  2. Hi Guest, welcome to the TES Community!

    Connect with like-minded professionals and have your say on the issues that matter to you.

    Don't forget to look at the how to guide.

    Dismiss Notice

Dear Theo: Interview question and answer expectations: mini-speech vs dialogue

Discussion in 'Jobseekers' started by poor tom, May 2, 2012.
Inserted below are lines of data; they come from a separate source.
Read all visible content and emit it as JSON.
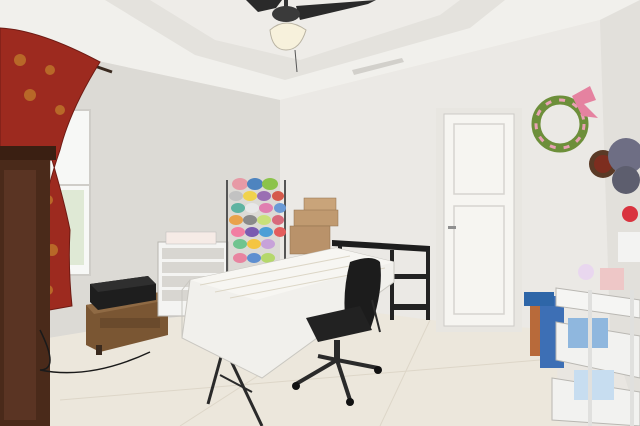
{
  "scene": {
    "alt": "Craft room",
    "colors": {
      "wall": "#e6e4df",
      "ceiling": "#f0efeb",
      "floor": "#ece7dd",
      "curtain": "#a0281e",
      "curtain_pattern": "#c9932f",
      "door": "#f4f3ef",
      "table_cloth": "#f3f2ee",
      "wood": "#4a2a1a",
      "chair": "#1b1b1b"
    },
    "objects": [
      "ceiling-fan",
      "curtain",
      "window",
      "armoire",
      "printer",
      "drawer-unit",
      "ribbon-rack",
      "cardboard-boxes",
      "desk",
      "sewing-table",
      "office-chair",
      "door",
      "wreaths",
      "rolling-cart",
      "wall-vent"
    ]
  }
}
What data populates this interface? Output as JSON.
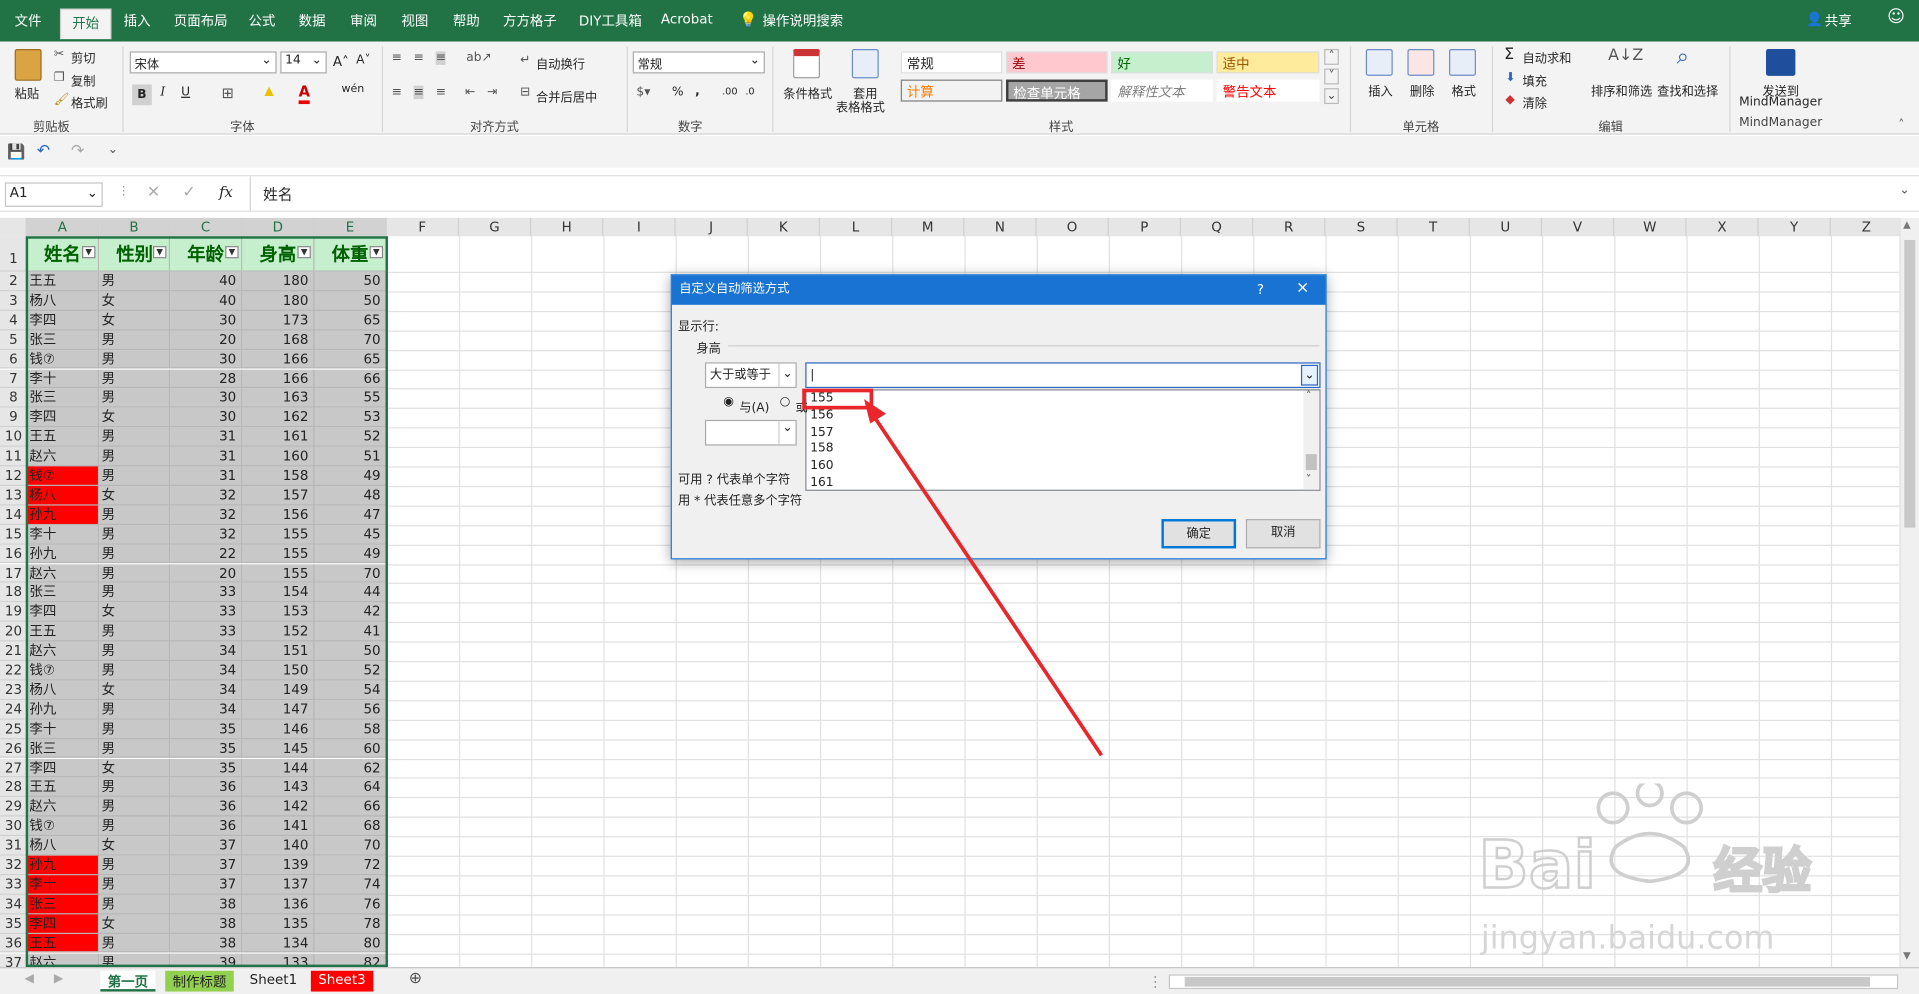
{
  "ribbon_tabs": [
    "文件",
    "开始",
    "插入",
    "页面布局",
    "公式",
    "数据",
    "审阅",
    "视图",
    "帮助",
    "方方格子",
    "DIY工具箱",
    "Acrobat",
    "操作说明搜索"
  ],
  "share_label": "共享",
  "clipboard": {
    "paste": "粘贴",
    "cut": "剪切",
    "copy": "复制",
    "format_painter": "格式刷",
    "group": "剪贴板"
  },
  "font": {
    "name": "宋体",
    "size": "14",
    "bold": "B",
    "italic": "I",
    "underline": "U",
    "group": "字体"
  },
  "alignment": {
    "wrap": "自动换行",
    "merge": "合并后居中",
    "group": "对齐方式"
  },
  "number": {
    "format": "常规",
    "group": "数字"
  },
  "styles": {
    "conditional": "条件格式",
    "table_format_1": "套用",
    "table_format_2": "表格格式",
    "normal": "常规",
    "bad": "差",
    "good": "好",
    "neutral": "适中",
    "calc": "计算",
    "check": "检查单元格",
    "explain": "解释性文本",
    "warning": "警告文本",
    "group": "样式"
  },
  "cells": {
    "insert": "插入",
    "delete": "删除",
    "format": "格式",
    "group": "单元格"
  },
  "editing": {
    "autosum": "自动求和",
    "fill": "填充",
    "clear": "清除",
    "sort": "排序和筛选",
    "find": "查找和选择",
    "group": "编辑"
  },
  "mindmanager": {
    "send_1": "发送到",
    "send_2": "MindManager",
    "group": "MindManager"
  },
  "namebox": "A1",
  "formula": "姓名",
  "columns": [
    "A",
    "B",
    "C",
    "D",
    "E",
    "F",
    "G",
    "H",
    "I",
    "J",
    "K",
    "L",
    "M",
    "N",
    "O",
    "P",
    "Q",
    "R",
    "S",
    "T",
    "U",
    "V",
    "W",
    "X",
    "Y",
    "Z"
  ],
  "headers": [
    "姓名",
    "性别",
    "年龄",
    "身高",
    "体重"
  ],
  "rows": [
    [
      "王五",
      "男",
      "40",
      "180",
      "50"
    ],
    [
      "杨八",
      "女",
      "40",
      "180",
      "50"
    ],
    [
      "李四",
      "女",
      "30",
      "173",
      "65"
    ],
    [
      "张三",
      "男",
      "20",
      "168",
      "70"
    ],
    [
      "钱⑦",
      "男",
      "30",
      "166",
      "65"
    ],
    [
      "李十",
      "男",
      "28",
      "166",
      "66"
    ],
    [
      "张三",
      "男",
      "30",
      "163",
      "55"
    ],
    [
      "李四",
      "女",
      "30",
      "162",
      "53"
    ],
    [
      "王五",
      "男",
      "31",
      "161",
      "52"
    ],
    [
      "赵六",
      "男",
      "31",
      "160",
      "51"
    ],
    [
      "钱⑦",
      "男",
      "31",
      "158",
      "49"
    ],
    [
      "杨八",
      "女",
      "32",
      "157",
      "48"
    ],
    [
      "孙九",
      "男",
      "32",
      "156",
      "47"
    ],
    [
      "李十",
      "男",
      "32",
      "155",
      "45"
    ],
    [
      "孙九",
      "男",
      "22",
      "155",
      "49"
    ],
    [
      "赵六",
      "男",
      "20",
      "155",
      "70"
    ],
    [
      "张三",
      "男",
      "33",
      "154",
      "44"
    ],
    [
      "李四",
      "女",
      "33",
      "153",
      "42"
    ],
    [
      "王五",
      "男",
      "33",
      "152",
      "41"
    ],
    [
      "赵六",
      "男",
      "34",
      "151",
      "50"
    ],
    [
      "钱⑦",
      "男",
      "34",
      "150",
      "52"
    ],
    [
      "杨八",
      "女",
      "34",
      "149",
      "54"
    ],
    [
      "孙九",
      "男",
      "34",
      "147",
      "56"
    ],
    [
      "李十",
      "男",
      "35",
      "146",
      "58"
    ],
    [
      "张三",
      "男",
      "35",
      "145",
      "60"
    ],
    [
      "李四",
      "女",
      "35",
      "144",
      "62"
    ],
    [
      "王五",
      "男",
      "36",
      "143",
      "64"
    ],
    [
      "赵六",
      "男",
      "36",
      "142",
      "66"
    ],
    [
      "钱⑦",
      "男",
      "36",
      "141",
      "68"
    ],
    [
      "杨八",
      "女",
      "37",
      "140",
      "70"
    ],
    [
      "孙九",
      "男",
      "37",
      "139",
      "72"
    ],
    [
      "李十",
      "男",
      "37",
      "137",
      "74"
    ],
    [
      "张三",
      "男",
      "38",
      "136",
      "76"
    ],
    [
      "李四",
      "女",
      "38",
      "135",
      "78"
    ],
    [
      "王五",
      "男",
      "38",
      "134",
      "80"
    ],
    [
      "赵六",
      "男",
      "39",
      "133",
      "82"
    ]
  ],
  "red_rows": [
    12,
    13,
    14,
    32,
    33,
    34,
    35,
    36
  ],
  "sheet_tabs": [
    "第一页",
    "制作标题",
    "Sheet1",
    "Sheet3"
  ],
  "dialog": {
    "title": "自定义自动筛选方式",
    "help": "?",
    "close": "×",
    "show_rows": "显示行:",
    "field": "身高",
    "operator": "大于或等于",
    "and_label": "与(A)",
    "or_label": "或",
    "hint1": "可用 ? 代表单个字符",
    "hint2": "用 * 代表任意多个字符",
    "ok": "确定",
    "cancel": "取消",
    "options": [
      "155",
      "156",
      "157",
      "158",
      "160",
      "161"
    ]
  },
  "colors": {
    "excel_green": "#217346",
    "dialog_blue": "#1873d3",
    "highlight_red": "#ff0000",
    "header_green_fill": "#c6efce"
  },
  "watermark": "Bai du 经验 jingyan.baidu.com"
}
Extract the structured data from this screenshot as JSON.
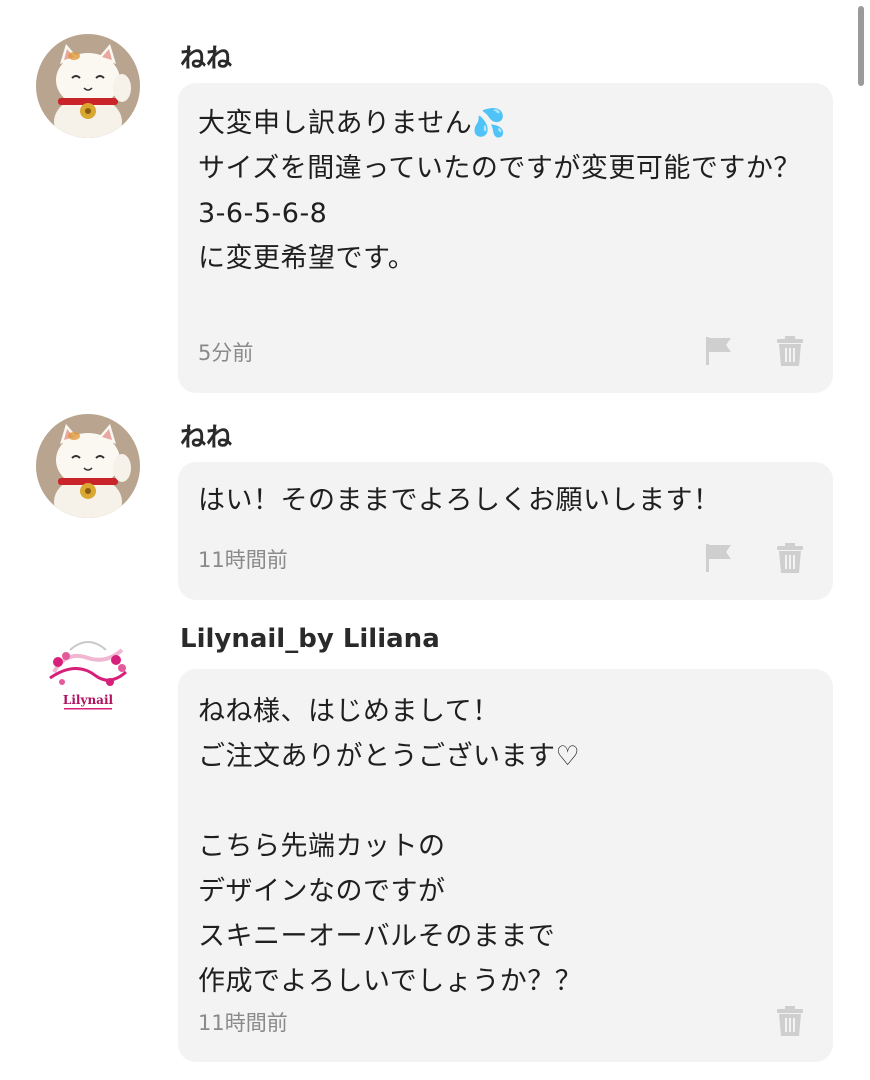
{
  "comments": [
    {
      "username": "ねね",
      "message": "大変申し訳ありません💦\nサイズを間違っていたのですが変更可能ですか？\n3-6-5-6-8\nに変更希望です。",
      "time": "5分前",
      "actions": [
        "flag-icon",
        "trash-icon"
      ]
    },
    {
      "username": "ねね",
      "message": "はい！そのままでよろしくお願いします！",
      "time": "11時間前",
      "actions": [
        "flag-icon",
        "trash-icon"
      ]
    },
    {
      "username": "Lilynail_by Liliana",
      "message": "ねね様、はじめまして！\nご注文ありがとうございます♡\n\nこちら先端カットの\nデザインなのですが\nスキニーオーバルそのままで\n作成でよろしいでしょうか？？",
      "time": "11時間前",
      "actions": [
        "trash-icon"
      ],
      "avatar_logo_text": "Lilynail"
    }
  ],
  "colors": {
    "bubble_bg": "#f3f3f3",
    "icon_gray": "#cfcfcf",
    "timestamp_gray": "#8a8a8a",
    "logo_pink": "#d6207a"
  }
}
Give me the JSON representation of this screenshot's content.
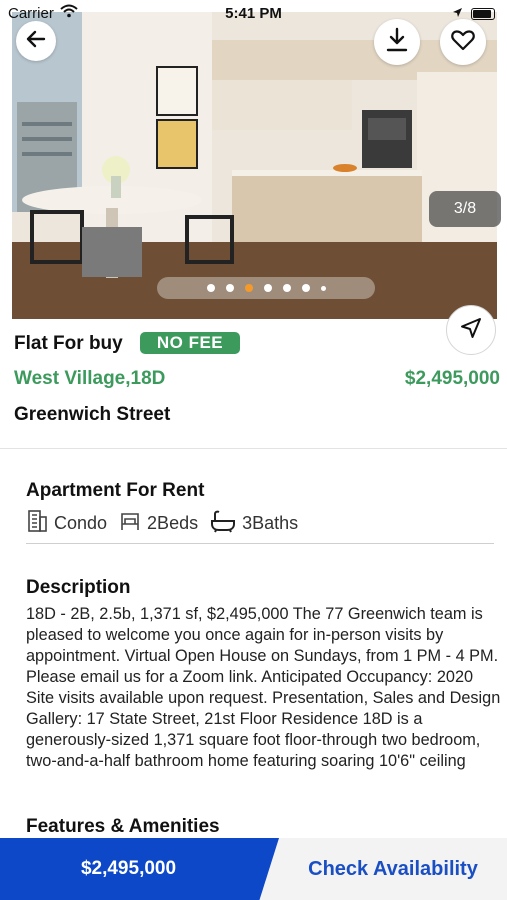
{
  "status_bar": {
    "carrier": "Carrier",
    "time": "5:41 PM"
  },
  "gallery": {
    "counter": "3/8",
    "dots": 7,
    "active_dot": 2
  },
  "listing": {
    "type": "Flat For buy",
    "badge": "NO FEE",
    "location": "West Village,18D",
    "price": "$2,495,000",
    "street": "Greenwich Street"
  },
  "property": {
    "title": "Apartment For Rent",
    "features": [
      {
        "icon": "building-icon",
        "label": "Condo"
      },
      {
        "icon": "bed-icon",
        "label": "2Beds"
      },
      {
        "icon": "bathtub-icon",
        "label": "3Baths"
      }
    ]
  },
  "description": {
    "title": "Description",
    "body": "18D - 2B, 2.5b, 1,371 sf, $2,495,000 The 77 Greenwich team is pleased to welcome you once again for in-person visits by appointment. Virtual Open House on Sundays, from 1 PM - 4 PM. Please email us for a Zoom link. Anticipated Occupancy: 2020 Site visits available upon request. Presentation, Sales and Design Gallery: 17 State Street, 21st Floor Residence 18D is a generously-sized 1,371 square foot floor-through two bedroom, two-and-a-half bathroom home featuring soaring 10'6\" ceiling"
  },
  "amenities": {
    "title": "Features & Amenities"
  },
  "bottom_bar": {
    "price_label": "$2,495,000",
    "availability_label": "Check Availability"
  },
  "colors": {
    "accent_green": "#3d9a5d",
    "primary_blue": "#0c48c7",
    "dot_active": "#f39a2b"
  }
}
  1. Dear Theo,
    <u>Interview question and answer expectations: mini-speech vs dialogue.</u>
    I recently had a 'bad' interview, which in large part seemed to be because the panel expected a mini-speech in answer to their questions, whereas I'm more used to (and better at) an answer which can generate dialogue in a series of extended turns. (There was also a pre-prepared topic, which would lend itself more to a formal presentation.)
    3 thoughts:
    1) which do you think gives the panel a better picture of the candidate?
    2) which do you think is more common?
    3) do you think the expectations (of either a mini-speech or a dialogue) should be explicitly stated (perhaps in advance of ther interview) to give candidates a fair chance of satisfying the panel's criteria? This could be done by stating that the panel will not interrupt until candidates have finished, or alternatively by saying that if the panel want to know more, or clarification, that they'd find a suitable opportunity to engage in conversation about the topic, pay devil's advocate etc...
    When I examine spoken English candidates (ESOL) the rubrics and expectations are clear, and it struck me as being a similar procedure.
     
  2. Dear Theo,
    <u>Interview question and answer expectations: mini-speech vs dialogue.</u>
    I recently had a 'bad' interview, which in large part seemed to be because the panel expected a mini-speech in answer to their questions, whereas I'm more used to (and better at) an answer which can generate dialogue in a series of extended turns. (There was also a pre-prepared topic, which would lend itself more to a formal presentation.)
    3 thoughts:
    1) which do you think gives the panel a better picture of the candidate?
    2) which do you think is more common?
    3) do you think the expectations (of either a mini-speech or a dialogue) should be explicitly stated (perhaps in advance of ther interview) to give candidates a fair chance of satisfying the panel's criteria? This could be done by stating that the panel will not interrupt until candidates have finished, or alternatively by saying that if the panel want to know more, or clarification, that they'd find a suitable opportunity to engage in conversation about the topic, pay devil's advocate etc...
    When I examine spoken English candidates (ESOL) the rubrics and expectations are clear, and it struck me as being a similar procedure.
     

Share This Page